▸ Exercise: Using the records below, copy every line that holds the string "Controller".

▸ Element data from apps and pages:
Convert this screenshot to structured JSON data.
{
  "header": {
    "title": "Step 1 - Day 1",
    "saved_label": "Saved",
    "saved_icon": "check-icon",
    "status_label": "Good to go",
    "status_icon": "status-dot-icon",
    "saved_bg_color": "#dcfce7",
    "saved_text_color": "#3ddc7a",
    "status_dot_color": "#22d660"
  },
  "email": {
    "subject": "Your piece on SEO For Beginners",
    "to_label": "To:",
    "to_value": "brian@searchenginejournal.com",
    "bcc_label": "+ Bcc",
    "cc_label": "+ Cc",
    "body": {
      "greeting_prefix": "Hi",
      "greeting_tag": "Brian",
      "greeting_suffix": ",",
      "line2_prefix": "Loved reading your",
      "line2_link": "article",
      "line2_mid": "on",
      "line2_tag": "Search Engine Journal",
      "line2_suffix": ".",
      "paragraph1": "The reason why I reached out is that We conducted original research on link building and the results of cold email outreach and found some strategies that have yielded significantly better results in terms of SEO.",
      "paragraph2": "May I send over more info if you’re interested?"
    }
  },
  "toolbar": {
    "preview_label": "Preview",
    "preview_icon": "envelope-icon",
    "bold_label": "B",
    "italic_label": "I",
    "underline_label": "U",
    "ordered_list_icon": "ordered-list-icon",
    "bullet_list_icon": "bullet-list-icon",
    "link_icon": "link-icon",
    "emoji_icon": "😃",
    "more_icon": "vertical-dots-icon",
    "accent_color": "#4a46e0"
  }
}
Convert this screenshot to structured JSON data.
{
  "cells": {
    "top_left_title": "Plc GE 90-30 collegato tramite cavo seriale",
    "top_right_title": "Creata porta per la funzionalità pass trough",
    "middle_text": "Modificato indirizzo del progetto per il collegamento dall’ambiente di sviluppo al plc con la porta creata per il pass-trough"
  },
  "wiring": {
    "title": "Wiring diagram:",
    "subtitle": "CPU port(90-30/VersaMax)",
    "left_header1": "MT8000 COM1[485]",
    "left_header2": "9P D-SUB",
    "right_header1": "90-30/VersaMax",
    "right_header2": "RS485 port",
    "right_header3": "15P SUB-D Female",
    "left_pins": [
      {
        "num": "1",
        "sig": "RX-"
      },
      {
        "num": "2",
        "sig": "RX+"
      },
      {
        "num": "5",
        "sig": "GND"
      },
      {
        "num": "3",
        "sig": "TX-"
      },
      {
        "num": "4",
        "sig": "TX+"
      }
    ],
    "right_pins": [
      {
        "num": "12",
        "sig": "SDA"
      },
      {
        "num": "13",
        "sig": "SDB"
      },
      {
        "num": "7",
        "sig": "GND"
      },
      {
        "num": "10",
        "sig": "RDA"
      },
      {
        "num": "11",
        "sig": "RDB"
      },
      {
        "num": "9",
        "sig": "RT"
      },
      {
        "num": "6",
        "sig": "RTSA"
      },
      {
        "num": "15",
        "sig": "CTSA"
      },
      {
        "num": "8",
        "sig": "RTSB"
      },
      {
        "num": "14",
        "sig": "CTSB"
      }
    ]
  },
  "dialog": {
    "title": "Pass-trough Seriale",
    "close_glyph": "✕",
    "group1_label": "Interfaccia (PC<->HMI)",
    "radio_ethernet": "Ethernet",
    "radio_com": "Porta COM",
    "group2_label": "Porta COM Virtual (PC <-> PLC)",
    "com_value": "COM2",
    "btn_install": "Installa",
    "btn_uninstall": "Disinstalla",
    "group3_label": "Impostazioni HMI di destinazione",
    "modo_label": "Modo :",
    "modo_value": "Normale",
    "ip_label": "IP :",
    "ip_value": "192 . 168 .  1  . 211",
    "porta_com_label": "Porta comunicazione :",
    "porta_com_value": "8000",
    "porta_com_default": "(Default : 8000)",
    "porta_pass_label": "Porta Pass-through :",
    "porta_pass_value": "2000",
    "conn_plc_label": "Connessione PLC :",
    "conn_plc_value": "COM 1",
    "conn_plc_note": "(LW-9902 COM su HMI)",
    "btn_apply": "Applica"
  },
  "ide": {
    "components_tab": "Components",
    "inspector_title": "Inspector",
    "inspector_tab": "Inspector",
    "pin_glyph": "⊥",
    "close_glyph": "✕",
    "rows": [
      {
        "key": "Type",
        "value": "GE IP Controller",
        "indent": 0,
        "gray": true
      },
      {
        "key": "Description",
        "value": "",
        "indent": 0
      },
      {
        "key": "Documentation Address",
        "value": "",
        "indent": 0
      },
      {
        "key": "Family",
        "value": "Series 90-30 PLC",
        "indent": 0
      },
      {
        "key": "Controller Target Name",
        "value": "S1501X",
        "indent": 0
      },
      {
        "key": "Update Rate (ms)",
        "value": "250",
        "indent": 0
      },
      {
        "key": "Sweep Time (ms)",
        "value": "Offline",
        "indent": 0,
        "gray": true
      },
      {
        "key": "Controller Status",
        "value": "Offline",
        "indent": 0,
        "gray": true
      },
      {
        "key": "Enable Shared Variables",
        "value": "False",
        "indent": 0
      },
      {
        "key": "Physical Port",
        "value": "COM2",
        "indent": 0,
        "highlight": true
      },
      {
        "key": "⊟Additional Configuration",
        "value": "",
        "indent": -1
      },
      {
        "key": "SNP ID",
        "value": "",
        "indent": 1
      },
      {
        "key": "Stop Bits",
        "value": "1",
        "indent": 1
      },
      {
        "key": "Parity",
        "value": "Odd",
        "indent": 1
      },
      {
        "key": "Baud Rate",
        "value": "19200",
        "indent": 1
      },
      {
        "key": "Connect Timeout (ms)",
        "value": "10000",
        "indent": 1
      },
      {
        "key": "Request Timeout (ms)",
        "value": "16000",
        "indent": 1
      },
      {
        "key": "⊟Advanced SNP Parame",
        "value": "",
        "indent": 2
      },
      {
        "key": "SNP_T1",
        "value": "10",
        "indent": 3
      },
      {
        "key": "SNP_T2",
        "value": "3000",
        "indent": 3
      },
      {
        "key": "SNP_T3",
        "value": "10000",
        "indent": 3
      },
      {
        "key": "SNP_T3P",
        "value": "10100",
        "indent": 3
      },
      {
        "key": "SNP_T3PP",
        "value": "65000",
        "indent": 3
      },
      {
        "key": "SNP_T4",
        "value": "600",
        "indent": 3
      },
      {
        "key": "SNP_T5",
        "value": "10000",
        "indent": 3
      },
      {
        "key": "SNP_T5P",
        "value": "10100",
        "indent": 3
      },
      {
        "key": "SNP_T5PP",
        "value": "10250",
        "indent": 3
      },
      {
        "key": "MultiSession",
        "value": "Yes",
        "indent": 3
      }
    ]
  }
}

▸ Response:
        "value": "GE IP Controller",
        "key": "Controller Target Name",
        "key": "Controller Status",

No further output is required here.